━━━━━ Information provided

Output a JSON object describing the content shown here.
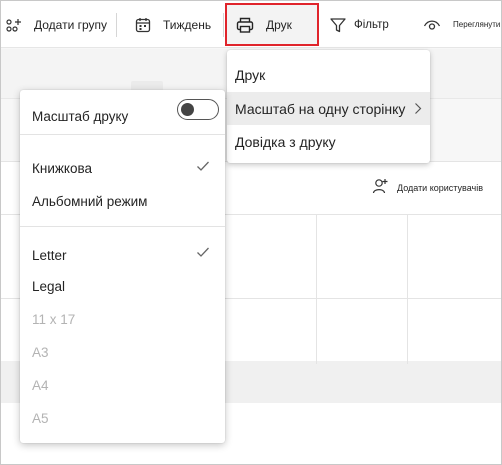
{
  "toolbar": {
    "add_group_label": "Додати групу",
    "week_label": "Тиждень",
    "print_label": "Друк",
    "filter_label": "Фільтр",
    "view_label": "Переглянути",
    "highlight_color": "#e0242b"
  },
  "background": {
    "add_users_label": "Додати користувачів"
  },
  "print_menu": {
    "items": [
      {
        "label": "Друк"
      },
      {
        "label": "Масштаб на одну сторінку",
        "active": true,
        "submenu": true
      },
      {
        "label": "Довідка з друку"
      }
    ]
  },
  "scale_panel": {
    "scale_label": "Масштаб друку",
    "scale_enabled": false,
    "orientation": [
      {
        "label": "Книжкова",
        "checked": true
      },
      {
        "label": "Альбомний режим",
        "checked": false
      }
    ],
    "paper_sizes": [
      {
        "label": "Letter",
        "checked": true,
        "enabled": true
      },
      {
        "label": "Legal",
        "checked": false,
        "enabled": true
      },
      {
        "label": "11 x 17",
        "checked": false,
        "enabled": false
      },
      {
        "label": "A3",
        "checked": false,
        "enabled": false
      },
      {
        "label": "A4",
        "checked": false,
        "enabled": false
      },
      {
        "label": "A5",
        "checked": false,
        "enabled": false
      }
    ]
  }
}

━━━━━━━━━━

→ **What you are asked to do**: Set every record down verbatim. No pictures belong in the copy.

→ **Solution to this problem**:
Output a JSON object describing the content shown here.
{
  "toolbar": {
    "add_group_label": "Додати групу",
    "week_label": "Тиждень",
    "print_label": "Друк",
    "filter_label": "Фільтр",
    "view_label": "Переглянути",
    "highlight_color": "#e0242b"
  },
  "background": {
    "add_users_label": "Додати користувачів"
  },
  "print_menu": {
    "items": [
      {
        "label": "Друк"
      },
      {
        "label": "Масштаб на одну сторінку",
        "active": true,
        "submenu": true
      },
      {
        "label": "Довідка з друку"
      }
    ]
  },
  "scale_panel": {
    "scale_label": "Масштаб друку",
    "scale_enabled": false,
    "orientation": [
      {
        "label": "Книжкова",
        "checked": true
      },
      {
        "label": "Альбомний режим",
        "checked": false
      }
    ],
    "paper_sizes": [
      {
        "label": "Letter",
        "checked": true,
        "enabled": true
      },
      {
        "label": "Legal",
        "checked": false,
        "enabled": true
      },
      {
        "label": "11 x 17",
        "checked": false,
        "enabled": false
      },
      {
        "label": "A3",
        "checked": false,
        "enabled": false
      },
      {
        "label": "A4",
        "checked": false,
        "enabled": false
      },
      {
        "label": "A5",
        "checked": false,
        "enabled": false
      }
    ]
  }
}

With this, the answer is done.